## Goal of the exercise:
Nothing in the records may change when you print them out again.

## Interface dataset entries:
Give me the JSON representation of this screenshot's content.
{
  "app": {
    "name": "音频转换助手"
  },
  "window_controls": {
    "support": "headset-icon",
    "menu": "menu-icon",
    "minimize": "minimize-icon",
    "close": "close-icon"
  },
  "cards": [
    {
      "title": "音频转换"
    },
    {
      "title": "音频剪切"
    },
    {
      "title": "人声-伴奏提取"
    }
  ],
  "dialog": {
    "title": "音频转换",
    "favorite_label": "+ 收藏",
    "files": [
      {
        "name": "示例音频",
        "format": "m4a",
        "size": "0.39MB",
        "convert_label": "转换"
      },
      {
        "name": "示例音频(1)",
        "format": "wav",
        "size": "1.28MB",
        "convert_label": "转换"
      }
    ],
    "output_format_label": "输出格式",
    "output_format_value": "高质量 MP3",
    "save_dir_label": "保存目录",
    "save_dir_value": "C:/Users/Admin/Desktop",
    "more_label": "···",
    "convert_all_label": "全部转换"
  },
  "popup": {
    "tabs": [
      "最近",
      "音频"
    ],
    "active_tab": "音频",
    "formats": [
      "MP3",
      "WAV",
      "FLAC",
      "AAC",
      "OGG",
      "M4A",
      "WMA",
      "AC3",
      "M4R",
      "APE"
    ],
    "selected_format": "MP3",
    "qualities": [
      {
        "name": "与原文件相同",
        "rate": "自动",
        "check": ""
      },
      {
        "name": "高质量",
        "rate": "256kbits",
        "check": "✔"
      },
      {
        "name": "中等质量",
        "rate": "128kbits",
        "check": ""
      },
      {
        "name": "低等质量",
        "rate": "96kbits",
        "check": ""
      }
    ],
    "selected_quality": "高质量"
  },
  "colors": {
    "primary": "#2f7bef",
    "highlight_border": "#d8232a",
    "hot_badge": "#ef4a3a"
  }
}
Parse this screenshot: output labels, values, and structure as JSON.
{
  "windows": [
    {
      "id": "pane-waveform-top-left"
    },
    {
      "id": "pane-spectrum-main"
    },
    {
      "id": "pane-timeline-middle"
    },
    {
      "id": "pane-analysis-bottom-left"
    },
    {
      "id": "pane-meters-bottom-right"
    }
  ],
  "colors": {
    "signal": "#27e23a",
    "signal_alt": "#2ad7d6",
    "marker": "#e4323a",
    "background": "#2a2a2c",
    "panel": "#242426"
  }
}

## Finished exercise:
Give me the JSON representation of this screenshot's content.
{
  "app": {
    "name": "音频转换助手"
  },
  "window_controls": {
    "support": "headset-icon",
    "menu": "menu-icon",
    "minimize": "minimize-icon",
    "close": "close-icon"
  },
  "cards": [
    {
      "title": "音频转换"
    },
    {
      "title": "音频剪切"
    },
    {
      "title": "人声-伴奏提取"
    }
  ],
  "dialog": {
    "title": "音频转换",
    "favorite_label": "+ 收藏",
    "files": [
      {
        "name": "示例音频",
        "format": "m4a",
        "size": "0.39MB",
        "convert_label": "转换"
      },
      {
        "name": "示例音频(1)",
        "format": "wav",
        "size": "1.28MB",
        "convert_label": "转换"
      }
    ],
    "output_format_label": "输出格式",
    "output_format_value": "高质量 MP3",
    "save_dir_label": "保存目录",
    "save_dir_value": "C:/Users/Admin/Desktop",
    "more_label": "···",
    "convert_all_label": "全部转换"
  },
  "popup": {
    "tabs": [
      "最近",
      "音频"
    ],
    "active_tab": "音频",
    "formats": [
      "MP3",
      "WAV",
      "FLAC",
      "AAC",
      "OGG",
      "M4A",
      "WMA",
      "AC3",
      "M4R",
      "APE"
    ],
    "selected_format": "MP3",
    "qualities": [
      {
        "name": "与原文件相同",
        "rate": "自动",
        "check": ""
      },
      {
        "name": "高质量",
        "rate": "256kbits",
        "check": "✔"
      },
      {
        "name": "中等质量",
        "rate": "128kbits",
        "check": ""
      },
      {
        "name": "低等质量",
        "rate": "96kbits",
        "check": ""
      }
    ],
    "selected_quality": "高质量"
  },
  "colors": {
    "primary": "#2f7bef",
    "highlight_border": "#d8232a",
    "hot_badge": "#ef4a3a"
  }
}
Parse this screenshot: output labels, values, and structure as JSON.
{
  "windows": [
    {
      "id": "pane-waveform-top-left"
    },
    {
      "id": "pane-spectrum-main"
    },
    {
      "id": "pane-timeline-middle"
    },
    {
      "id": "pane-analysis-bottom-left"
    },
    {
      "id": "pane-meters-bottom-right"
    }
  ],
  "colors": {
    "signal": "#27e23a",
    "signal_alt": "#2ad7d6",
    "marker": "#e4323a",
    "background": "#2a2a2c",
    "panel": "#242426"
  }
}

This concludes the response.